With “The Russian Revolution” (1990), Professor Pipes mounted a frontal assault on many of the premises and long-held convictions of mainstream Western specialists on the Bolshevik seizure of power. That book, which began with the simple Russian epigraph “To the victims,” took a prosecutorial stance toward the Bolsheviks and their leader, Vladimir Lenin, who still commanded a certain respect and sympathy among Western historians.
Professor Pipes, a moralist shaped by his experiences as a Jew who had fled the Nazi occupation of Poland, would have none of it. He presented the Bolshevik Party as a conspiratorial, deeply unpopular clique rather than the spearhead of a mass movement. He shed new and harsh light on the Bolshevik campaign against the peasantry, which, he argued, Lenin had sought to destroy as a reactionary class. He also accused Lenin of laying the foundation of the terrorist state that his successor, Joseph Stalin, perfected.
“I felt and feel to this day that I have been spared not to waste my life on self-indulgence and self-aggrandizement but to spread a moral message by showing, using examples from history, how evil ideas lead to evil consequences,” Professor Pipes wrote in a memoir. “Since scholars have written enough on the Holocaust, I thought it my mission to demonstrate this truth using the example of communism.”
. . .
In “The Russian Revolution,” he wrote:
“The Russian Revolution was made neither by the forces of nature nor by anonymous masses but by identifiable men pursuing their own advantages.

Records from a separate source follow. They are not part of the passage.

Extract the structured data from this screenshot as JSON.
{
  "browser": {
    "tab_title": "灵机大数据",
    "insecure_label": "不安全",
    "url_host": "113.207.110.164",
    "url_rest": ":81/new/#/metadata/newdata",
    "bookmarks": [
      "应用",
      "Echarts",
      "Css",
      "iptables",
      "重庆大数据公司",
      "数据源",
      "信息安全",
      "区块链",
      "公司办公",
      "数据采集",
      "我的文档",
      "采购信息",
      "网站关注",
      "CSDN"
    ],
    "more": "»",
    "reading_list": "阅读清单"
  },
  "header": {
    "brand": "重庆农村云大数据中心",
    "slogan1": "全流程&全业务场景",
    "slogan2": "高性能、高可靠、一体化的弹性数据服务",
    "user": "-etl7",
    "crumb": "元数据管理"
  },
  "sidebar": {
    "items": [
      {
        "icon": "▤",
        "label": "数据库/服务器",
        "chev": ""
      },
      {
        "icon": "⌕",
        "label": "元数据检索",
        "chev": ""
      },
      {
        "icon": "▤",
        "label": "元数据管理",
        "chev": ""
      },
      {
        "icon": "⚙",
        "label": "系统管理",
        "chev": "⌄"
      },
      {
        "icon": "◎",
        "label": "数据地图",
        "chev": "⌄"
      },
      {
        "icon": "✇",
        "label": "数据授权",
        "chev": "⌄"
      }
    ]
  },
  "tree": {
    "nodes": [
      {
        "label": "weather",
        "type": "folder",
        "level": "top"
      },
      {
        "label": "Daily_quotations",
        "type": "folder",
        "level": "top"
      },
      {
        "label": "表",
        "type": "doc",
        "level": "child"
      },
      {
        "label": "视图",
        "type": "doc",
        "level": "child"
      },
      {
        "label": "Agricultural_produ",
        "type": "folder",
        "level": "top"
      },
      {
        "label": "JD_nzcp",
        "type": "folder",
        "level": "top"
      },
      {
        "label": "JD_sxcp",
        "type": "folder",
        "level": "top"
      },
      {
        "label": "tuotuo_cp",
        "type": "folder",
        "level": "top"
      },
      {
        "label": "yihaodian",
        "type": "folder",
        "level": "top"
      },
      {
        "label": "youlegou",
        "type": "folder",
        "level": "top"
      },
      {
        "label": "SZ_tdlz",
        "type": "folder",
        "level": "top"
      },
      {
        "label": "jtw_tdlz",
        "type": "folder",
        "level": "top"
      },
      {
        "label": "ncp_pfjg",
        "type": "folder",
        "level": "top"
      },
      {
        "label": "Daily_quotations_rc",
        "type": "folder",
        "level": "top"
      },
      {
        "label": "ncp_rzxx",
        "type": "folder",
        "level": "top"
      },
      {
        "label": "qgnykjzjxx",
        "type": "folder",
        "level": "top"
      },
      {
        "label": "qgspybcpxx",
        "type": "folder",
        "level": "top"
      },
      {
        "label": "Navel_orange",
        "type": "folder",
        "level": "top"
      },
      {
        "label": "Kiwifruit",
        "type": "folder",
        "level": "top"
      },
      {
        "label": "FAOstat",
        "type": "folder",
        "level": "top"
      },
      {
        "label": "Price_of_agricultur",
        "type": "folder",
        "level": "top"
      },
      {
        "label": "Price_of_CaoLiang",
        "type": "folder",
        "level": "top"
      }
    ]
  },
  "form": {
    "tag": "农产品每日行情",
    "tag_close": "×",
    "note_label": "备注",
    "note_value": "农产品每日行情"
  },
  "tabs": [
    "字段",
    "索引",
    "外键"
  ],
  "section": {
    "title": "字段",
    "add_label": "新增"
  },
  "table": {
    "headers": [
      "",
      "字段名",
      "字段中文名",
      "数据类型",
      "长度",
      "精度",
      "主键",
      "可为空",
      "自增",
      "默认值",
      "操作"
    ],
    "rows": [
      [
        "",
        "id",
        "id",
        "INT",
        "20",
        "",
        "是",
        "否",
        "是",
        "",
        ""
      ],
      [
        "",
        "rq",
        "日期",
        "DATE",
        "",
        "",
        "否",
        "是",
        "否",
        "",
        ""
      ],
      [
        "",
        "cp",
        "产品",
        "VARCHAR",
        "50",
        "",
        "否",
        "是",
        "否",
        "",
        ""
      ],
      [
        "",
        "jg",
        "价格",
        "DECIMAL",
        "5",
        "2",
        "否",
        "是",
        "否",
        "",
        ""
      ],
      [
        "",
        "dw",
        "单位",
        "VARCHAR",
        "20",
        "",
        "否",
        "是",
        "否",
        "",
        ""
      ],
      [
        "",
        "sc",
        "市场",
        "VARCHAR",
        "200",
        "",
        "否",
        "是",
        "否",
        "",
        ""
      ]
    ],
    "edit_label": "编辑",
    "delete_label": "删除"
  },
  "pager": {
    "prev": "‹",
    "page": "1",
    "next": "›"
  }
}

Although it has spontaneous aspects, in the main it was the result of deliberate action. As such it is very properly subject to value judgment.”

For the full obituary, see:
William Grimes. “Richard Pipes, Historian Of Russia and Adviser To Reagan, Dies at 94.” The New York Times (Friday, May 18, 2018): B14.
(Note: ellipsis added.)
(Note: the online version of the obituary has the date May 17, 2018, and has the title “Richard Pipes, Historian of Russia and Reagan Aide, Dies at 94.”)

The early Pipes book, mentioned above, is:
Pipes, Richard. Russia under the Old Regime. revised 2nd ed. London, England: Penguin Books, 1997 [1st ed. 1974].

The later Pipes book, mentioned above, is:
Pipes, Richard. The Russian Revolution. revised 2nd ed. New York: Knopf, 1990.

Paying Consumers for Their Data

(p. B4) WASHINGTON–For every link you click, every photo you post, every word you search, somebody markets the data to advertisers seeking to target you. Consumer data is a valuable commodity, and that is one reason Google, Facebook and others let you use their platforms at no cost.
An Australian app maker called Unlockd thinks it has a better idea: The consumer should get a cut of this mobile-data business, in the form of rewards or other incentives. Other newcomers and smaller firms are taking a similar tack. Should this approach take off, some see it becoming a viable alternative to the ad model driving big platforms like Alphabet Inc.’s Google.

For the full story, see:
McKinnon, John D. “Startup Wants to Reward Your Clicking.” The Wall Street Journal (Thursday, May 10, 2018): B4.

(Note: the online version of the story has the date May 9, 2018, and has the title “Startup Takes on Google With a New Approach: Rewards for Users.”)